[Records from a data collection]
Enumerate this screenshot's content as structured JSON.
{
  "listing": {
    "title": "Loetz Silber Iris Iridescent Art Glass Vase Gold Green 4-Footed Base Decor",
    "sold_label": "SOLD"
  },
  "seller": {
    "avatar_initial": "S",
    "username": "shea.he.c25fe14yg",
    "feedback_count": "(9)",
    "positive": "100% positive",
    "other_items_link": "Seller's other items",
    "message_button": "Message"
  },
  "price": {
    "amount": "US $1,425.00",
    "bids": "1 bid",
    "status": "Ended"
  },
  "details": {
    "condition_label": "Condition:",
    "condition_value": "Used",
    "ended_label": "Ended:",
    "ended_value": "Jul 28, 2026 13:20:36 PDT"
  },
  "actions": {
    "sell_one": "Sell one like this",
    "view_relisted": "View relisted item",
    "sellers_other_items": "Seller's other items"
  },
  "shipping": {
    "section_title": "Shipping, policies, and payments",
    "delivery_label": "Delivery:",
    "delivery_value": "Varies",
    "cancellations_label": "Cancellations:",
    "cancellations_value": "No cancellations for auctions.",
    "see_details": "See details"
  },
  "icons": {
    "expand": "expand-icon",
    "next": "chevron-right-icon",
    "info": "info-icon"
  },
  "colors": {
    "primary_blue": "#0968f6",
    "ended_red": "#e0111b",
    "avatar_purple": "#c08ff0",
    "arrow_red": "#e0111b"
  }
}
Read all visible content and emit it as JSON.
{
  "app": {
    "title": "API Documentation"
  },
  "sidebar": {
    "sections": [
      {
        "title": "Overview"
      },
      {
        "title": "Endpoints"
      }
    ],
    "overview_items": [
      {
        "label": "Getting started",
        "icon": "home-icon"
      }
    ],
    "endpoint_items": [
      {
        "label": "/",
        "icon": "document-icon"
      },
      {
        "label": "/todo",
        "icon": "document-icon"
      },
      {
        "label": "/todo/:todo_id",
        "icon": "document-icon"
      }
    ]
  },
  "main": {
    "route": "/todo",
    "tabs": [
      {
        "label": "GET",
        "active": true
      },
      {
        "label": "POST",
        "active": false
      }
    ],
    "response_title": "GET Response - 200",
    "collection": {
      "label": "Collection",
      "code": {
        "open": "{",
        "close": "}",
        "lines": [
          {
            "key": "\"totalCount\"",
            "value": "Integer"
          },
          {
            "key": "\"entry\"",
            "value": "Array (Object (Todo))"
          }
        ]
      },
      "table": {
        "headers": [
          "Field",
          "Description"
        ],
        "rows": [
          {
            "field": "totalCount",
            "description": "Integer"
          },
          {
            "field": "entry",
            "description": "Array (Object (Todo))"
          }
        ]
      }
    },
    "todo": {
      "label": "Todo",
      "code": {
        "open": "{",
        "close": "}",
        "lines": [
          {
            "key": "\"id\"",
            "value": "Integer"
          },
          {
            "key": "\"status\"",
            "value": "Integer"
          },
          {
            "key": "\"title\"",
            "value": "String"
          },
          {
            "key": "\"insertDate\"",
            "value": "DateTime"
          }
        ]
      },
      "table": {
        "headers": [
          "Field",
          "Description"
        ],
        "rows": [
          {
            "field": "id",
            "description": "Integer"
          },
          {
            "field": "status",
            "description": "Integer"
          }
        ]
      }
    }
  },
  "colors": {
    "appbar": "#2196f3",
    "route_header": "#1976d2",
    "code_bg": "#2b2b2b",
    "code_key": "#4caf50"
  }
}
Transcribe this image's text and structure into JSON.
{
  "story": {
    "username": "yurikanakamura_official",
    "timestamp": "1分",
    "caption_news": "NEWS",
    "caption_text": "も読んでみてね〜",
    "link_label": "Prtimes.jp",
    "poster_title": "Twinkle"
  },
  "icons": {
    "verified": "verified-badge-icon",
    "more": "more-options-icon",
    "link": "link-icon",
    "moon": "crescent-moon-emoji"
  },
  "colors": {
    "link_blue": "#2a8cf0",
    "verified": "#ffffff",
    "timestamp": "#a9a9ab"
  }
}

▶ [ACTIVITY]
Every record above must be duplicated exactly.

▶ [REPLY TO THE TASK]
Enumerate this screenshot's content as structured JSON.
{
  "listing": {
    "title": "Loetz Silber Iris Iridescent Art Glass Vase Gold Green 4-Footed Base Decor",
    "sold_label": "SOLD"
  },
  "seller": {
    "avatar_initial": "S",
    "username": "shea.he.c25fe14yg",
    "feedback_count": "(9)",
    "positive": "100% positive",
    "other_items_link": "Seller's other items",
    "message_button": "Message"
  },
  "price": {
    "amount": "US $1,425.00",
    "bids": "1 bid",
    "status": "Ended"
  },
  "details": {
    "condition_label": "Condition:",
    "condition_value": "Used",
    "ended_label": "Ended:",
    "ended_value": "Jul 28, 2026 13:20:36 PDT"
  },
  "actions": {
    "sell_one": "Sell one like this",
    "view_relisted": "View relisted item",
    "sellers_other_items": "Seller's other items"
  },
  "shipping": {
    "section_title": "Shipping, policies, and payments",
    "delivery_label": "Delivery:",
    "delivery_value": "Varies",
    "cancellations_label": "Cancellations:",
    "cancellations_value": "No cancellations for auctions.",
    "see_details": "See details"
  },
  "icons": {
    "expand": "expand-icon",
    "next": "chevron-right-icon",
    "info": "info-icon"
  },
  "colors": {
    "primary_blue": "#0968f6",
    "ended_red": "#e0111b",
    "avatar_purple": "#c08ff0",
    "arrow_red": "#e0111b"
  }
}
Read all visible content and emit it as JSON.
{
  "app": {
    "title": "API Documentation"
  },
  "sidebar": {
    "sections": [
      {
        "title": "Overview"
      },
      {
        "title": "Endpoints"
      }
    ],
    "overview_items": [
      {
        "label": "Getting started",
        "icon": "home-icon"
      }
    ],
    "endpoint_items": [
      {
        "label": "/",
        "icon": "document-icon"
      },
      {
        "label": "/todo",
        "icon": "document-icon"
      },
      {
        "label": "/todo/:todo_id",
        "icon": "document-icon"
      }
    ]
  },
  "main": {
    "route": "/todo",
    "tabs": [
      {
        "label": "GET",
        "active": true
      },
      {
        "label": "POST",
        "active": false
      }
    ],
    "response_title": "GET Response - 200",
    "collection": {
      "label": "Collection",
      "code": {
        "open": "{",
        "close": "}",
        "lines": [
          {
            "key": "\"totalCount\"",
            "value": "Integer"
          },
          {
            "key": "\"entry\"",
            "value": "Array (Object (Todo))"
          }
        ]
      },
      "table": {
        "headers": [
          "Field",
          "Description"
        ],
        "rows": [
          {
            "field": "totalCount",
            "description": "Integer"
          },
          {
            "field": "entry",
            "description": "Array (Object (Todo))"
          }
        ]
      }
    },
    "todo": {
      "label": "Todo",
      "code": {
        "open": "{",
        "close": "}",
        "lines": [
          {
            "key": "\"id\"",
            "value": "Integer"
          },
          {
            "key": "\"status\"",
            "value": "Integer"
          },
          {
            "key": "\"title\"",
            "value": "String"
          },
          {
            "key": "\"insertDate\"",
            "value": "DateTime"
          }
        ]
      },
      "table": {
        "headers": [
          "Field",
          "Description"
        ],
        "rows": [
          {
            "field": "id",
            "description": "Integer"
          },
          {
            "field": "status",
            "description": "Integer"
          }
        ]
      }
    }
  },
  "colors": {
    "appbar": "#2196f3",
    "route_header": "#1976d2",
    "code_bg": "#2b2b2b",
    "code_key": "#4caf50"
  }
}
Transcribe this image's text and structure into JSON.
{
  "story": {
    "username": "yurikanakamura_official",
    "timestamp": "1分",
    "caption_news": "NEWS",
    "caption_text": "も読んでみてね〜",
    "link_label": "Prtimes.jp",
    "poster_title": "Twinkle"
  },
  "icons": {
    "verified": "verified-badge-icon",
    "more": "more-options-icon",
    "link": "link-icon",
    "moon": "crescent-moon-emoji"
  },
  "colors": {
    "link_blue": "#2a8cf0",
    "verified": "#ffffff",
    "timestamp": "#a9a9ab"
  }
}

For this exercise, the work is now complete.